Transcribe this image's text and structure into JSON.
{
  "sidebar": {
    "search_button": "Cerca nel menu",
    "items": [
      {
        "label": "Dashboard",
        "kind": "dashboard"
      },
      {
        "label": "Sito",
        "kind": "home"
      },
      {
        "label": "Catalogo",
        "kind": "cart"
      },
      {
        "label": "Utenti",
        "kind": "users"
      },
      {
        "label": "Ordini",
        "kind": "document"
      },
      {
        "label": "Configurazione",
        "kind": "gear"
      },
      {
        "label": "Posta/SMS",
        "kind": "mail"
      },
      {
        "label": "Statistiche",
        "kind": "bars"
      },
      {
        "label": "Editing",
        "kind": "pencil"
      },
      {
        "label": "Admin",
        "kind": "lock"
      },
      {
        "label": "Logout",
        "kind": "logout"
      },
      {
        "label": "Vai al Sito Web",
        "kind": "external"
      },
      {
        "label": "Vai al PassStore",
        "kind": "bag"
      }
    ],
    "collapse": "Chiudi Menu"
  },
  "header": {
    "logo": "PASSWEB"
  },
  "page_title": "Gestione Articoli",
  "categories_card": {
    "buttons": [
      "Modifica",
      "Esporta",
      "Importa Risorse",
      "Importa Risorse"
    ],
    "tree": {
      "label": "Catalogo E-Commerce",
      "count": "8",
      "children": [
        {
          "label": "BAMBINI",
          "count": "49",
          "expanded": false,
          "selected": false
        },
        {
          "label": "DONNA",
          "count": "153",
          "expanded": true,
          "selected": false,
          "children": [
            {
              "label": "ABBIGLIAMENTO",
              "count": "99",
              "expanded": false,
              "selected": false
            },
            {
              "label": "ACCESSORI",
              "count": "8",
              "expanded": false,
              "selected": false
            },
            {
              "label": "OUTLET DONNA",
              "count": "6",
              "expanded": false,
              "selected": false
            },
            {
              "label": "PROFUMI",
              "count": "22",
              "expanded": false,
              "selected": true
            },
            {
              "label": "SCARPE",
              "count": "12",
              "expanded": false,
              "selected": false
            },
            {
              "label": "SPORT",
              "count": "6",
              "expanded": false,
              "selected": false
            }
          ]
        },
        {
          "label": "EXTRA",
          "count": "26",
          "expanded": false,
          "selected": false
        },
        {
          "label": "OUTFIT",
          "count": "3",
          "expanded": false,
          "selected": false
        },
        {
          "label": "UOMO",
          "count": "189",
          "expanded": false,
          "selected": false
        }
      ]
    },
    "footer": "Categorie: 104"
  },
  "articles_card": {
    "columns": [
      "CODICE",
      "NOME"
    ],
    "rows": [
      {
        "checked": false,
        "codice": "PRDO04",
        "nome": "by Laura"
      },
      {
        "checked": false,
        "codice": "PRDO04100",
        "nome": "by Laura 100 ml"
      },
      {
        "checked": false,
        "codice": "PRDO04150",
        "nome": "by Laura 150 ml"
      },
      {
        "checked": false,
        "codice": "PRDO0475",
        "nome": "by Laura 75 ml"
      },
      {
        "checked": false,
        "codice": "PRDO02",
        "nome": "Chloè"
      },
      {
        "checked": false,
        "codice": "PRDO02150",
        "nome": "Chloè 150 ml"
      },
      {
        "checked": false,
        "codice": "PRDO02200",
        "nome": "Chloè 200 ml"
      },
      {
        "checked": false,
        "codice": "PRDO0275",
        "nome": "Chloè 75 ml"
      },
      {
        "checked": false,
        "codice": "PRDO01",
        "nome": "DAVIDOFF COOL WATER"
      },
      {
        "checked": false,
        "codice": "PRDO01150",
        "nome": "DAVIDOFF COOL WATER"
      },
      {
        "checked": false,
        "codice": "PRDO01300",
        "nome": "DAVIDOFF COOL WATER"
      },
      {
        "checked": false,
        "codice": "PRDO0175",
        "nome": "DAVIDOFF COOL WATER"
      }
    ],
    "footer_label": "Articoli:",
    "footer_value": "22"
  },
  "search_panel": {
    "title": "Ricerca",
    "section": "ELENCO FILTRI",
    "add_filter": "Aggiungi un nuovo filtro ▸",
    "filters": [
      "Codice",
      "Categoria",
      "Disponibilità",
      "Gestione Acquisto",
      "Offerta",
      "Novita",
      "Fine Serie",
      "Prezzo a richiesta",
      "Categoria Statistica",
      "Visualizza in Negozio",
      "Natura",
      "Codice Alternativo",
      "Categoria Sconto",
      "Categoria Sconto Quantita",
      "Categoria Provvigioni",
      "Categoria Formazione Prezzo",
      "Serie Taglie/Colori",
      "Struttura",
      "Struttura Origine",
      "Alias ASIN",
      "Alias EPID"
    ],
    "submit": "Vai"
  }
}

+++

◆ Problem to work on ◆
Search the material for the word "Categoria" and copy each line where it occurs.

◆ Answer space ◆
      "Categoria",
      "Categoria Statistica",
      "Categoria Sconto",
      "Categoria Sconto Quantita",
      "Categoria Provvigioni",
      "Categoria Formazione Prezzo",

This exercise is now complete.